▶ Records
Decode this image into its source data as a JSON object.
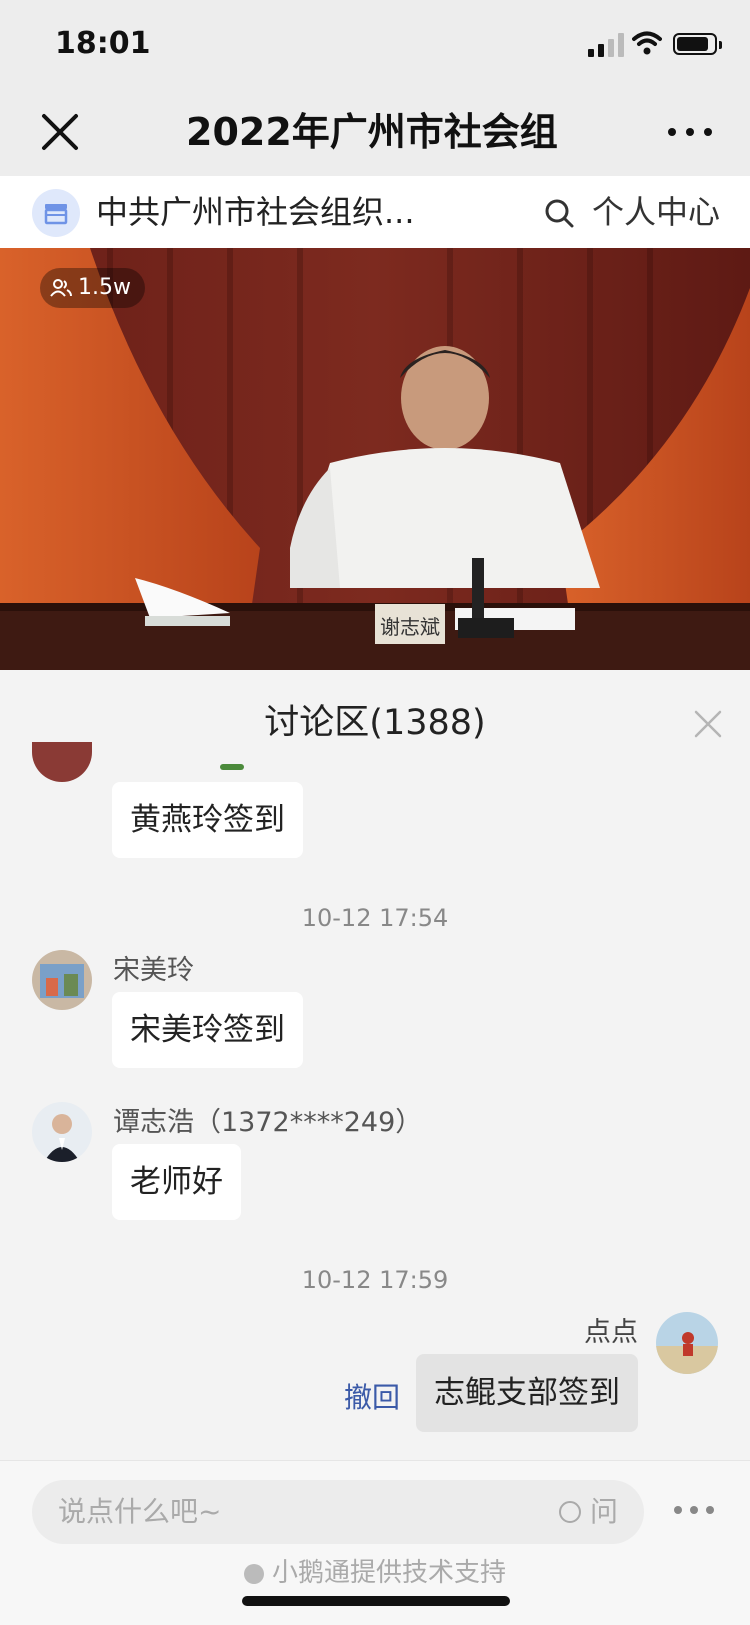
{
  "status_bar": {
    "time": "18:01"
  },
  "nav": {
    "title": "2022年广州市社会组",
    "channel_name": "中共广州市社会组织...",
    "personal_center": "个人中心"
  },
  "live": {
    "viewer_count": "1.5w",
    "nameplate": "谢志斌"
  },
  "discussion": {
    "title": "讨论区(1388)",
    "messages": [
      {
        "text": "黄燕玲签到"
      },
      {
        "timestamp": "10-12 17:54"
      },
      {
        "user": "宋美玲",
        "text": "宋美玲签到"
      },
      {
        "user": "谭志浩（1372****249）",
        "text": "老师好"
      },
      {
        "timestamp": "10-12 17:59"
      },
      {
        "user": "点点",
        "text": "志鲲支部签到",
        "recall_label": "撤回"
      }
    ]
  },
  "input": {
    "placeholder": "说点什么吧~",
    "ask_label": "问",
    "powered_by": "小鹅通提供技术支持"
  },
  "colors": {
    "link_blue": "#3b5aa8",
    "background": "#f3f3f3"
  }
}
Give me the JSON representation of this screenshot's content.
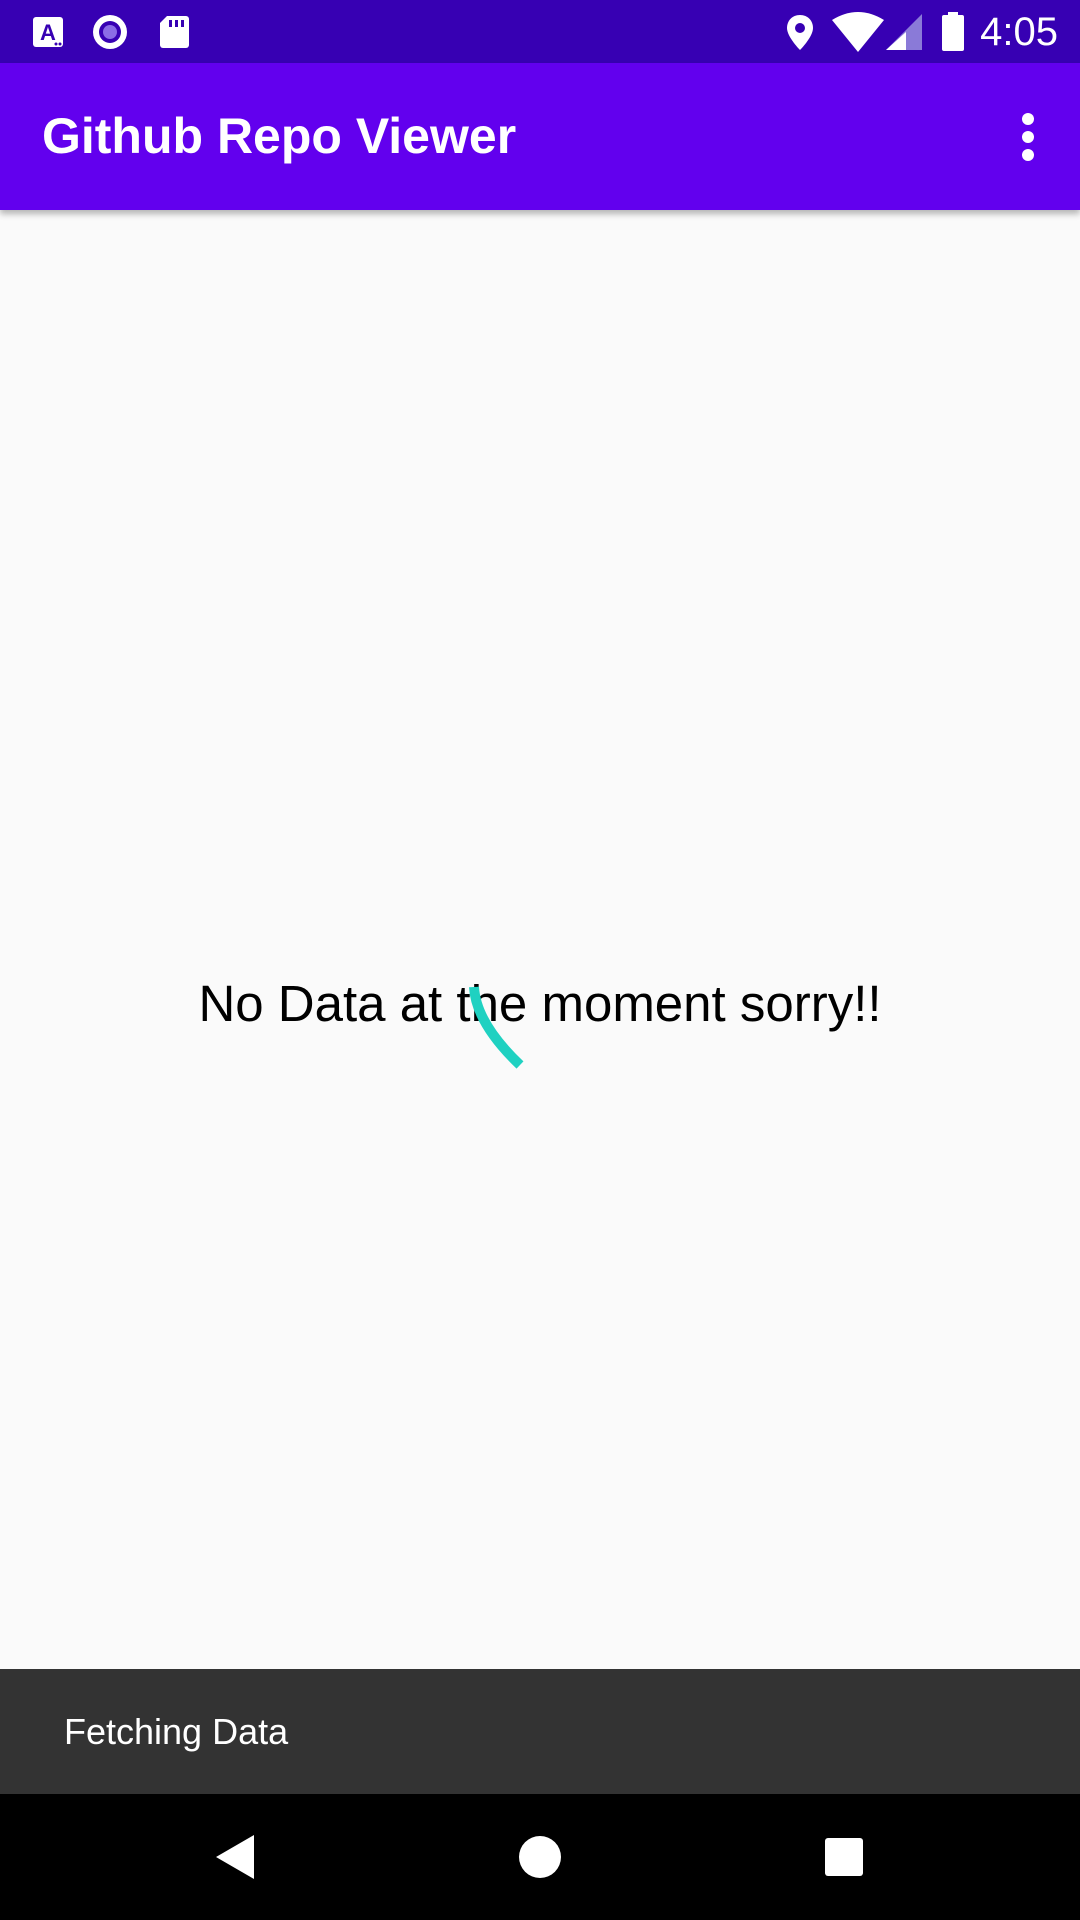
{
  "status_bar": {
    "time": "4:05",
    "left_icons": [
      "accessibility-a-icon",
      "record-circle-icon",
      "sd-card-icon"
    ],
    "right_icons": [
      "location-pin-icon",
      "wifi-icon",
      "cell-signal-icon",
      "battery-icon"
    ]
  },
  "app_bar": {
    "title": "Github Repo Viewer",
    "menu_icon": "more-vert-icon"
  },
  "content": {
    "empty_message": "No Data at the moment sorry!!",
    "spinner_icon": "loading-spinner-icon"
  },
  "snackbar": {
    "message": "Fetching Data"
  },
  "nav_bar": {
    "buttons": [
      "back-triangle-icon",
      "home-circle-icon",
      "recents-square-icon"
    ]
  },
  "colors": {
    "status_bar": "#3700b3",
    "app_bar": "#6200ee",
    "background": "#fafafa",
    "spinner": "#1fd1c1",
    "snackbar": "#333333",
    "nav_bar": "#000000"
  }
}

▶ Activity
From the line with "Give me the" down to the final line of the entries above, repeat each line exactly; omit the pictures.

▶ Reply to the task
Give me the JSON representation of this screenshot's content.
{
  "status_bar": {
    "time": "4:05",
    "left_icons": [
      "accessibility-a-icon",
      "record-circle-icon",
      "sd-card-icon"
    ],
    "right_icons": [
      "location-pin-icon",
      "wifi-icon",
      "cell-signal-icon",
      "battery-icon"
    ]
  },
  "app_bar": {
    "title": "Github Repo Viewer",
    "menu_icon": "more-vert-icon"
  },
  "content": {
    "empty_message": "No Data at the moment sorry!!",
    "spinner_icon": "loading-spinner-icon"
  },
  "snackbar": {
    "message": "Fetching Data"
  },
  "nav_bar": {
    "buttons": [
      "back-triangle-icon",
      "home-circle-icon",
      "recents-square-icon"
    ]
  },
  "colors": {
    "status_bar": "#3700b3",
    "app_bar": "#6200ee",
    "background": "#fafafa",
    "spinner": "#1fd1c1",
    "snackbar": "#333333",
    "nav_bar": "#000000"
  }
}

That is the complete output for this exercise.